Could you write out each of the records below exactly?

○ ○ ○ ○

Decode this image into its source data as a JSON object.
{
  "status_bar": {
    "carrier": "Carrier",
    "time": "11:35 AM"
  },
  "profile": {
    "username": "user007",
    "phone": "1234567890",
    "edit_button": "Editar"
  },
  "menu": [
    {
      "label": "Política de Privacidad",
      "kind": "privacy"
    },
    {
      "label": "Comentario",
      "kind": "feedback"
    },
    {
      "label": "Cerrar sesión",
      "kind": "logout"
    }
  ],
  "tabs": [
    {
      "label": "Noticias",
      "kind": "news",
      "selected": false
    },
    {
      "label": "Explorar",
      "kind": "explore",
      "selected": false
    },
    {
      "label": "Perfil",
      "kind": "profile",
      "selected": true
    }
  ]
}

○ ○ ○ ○

| REPLY |
Decode this image into its source data as a JSON object.
{
  "status_bar": {
    "carrier": "Carrier",
    "time": "11:35 AM"
  },
  "profile": {
    "username": "user007",
    "phone": "1234567890",
    "edit_button": "Editar"
  },
  "menu": [
    {
      "label": "Política de Privacidad",
      "kind": "privacy"
    },
    {
      "label": "Comentario",
      "kind": "feedback"
    },
    {
      "label": "Cerrar sesión",
      "kind": "logout"
    }
  ],
  "tabs": [
    {
      "label": "Noticias",
      "kind": "news",
      "selected": false
    },
    {
      "label": "Explorar",
      "kind": "explore",
      "selected": false
    },
    {
      "label": "Perfil",
      "kind": "profile",
      "selected": true
    }
  ]
}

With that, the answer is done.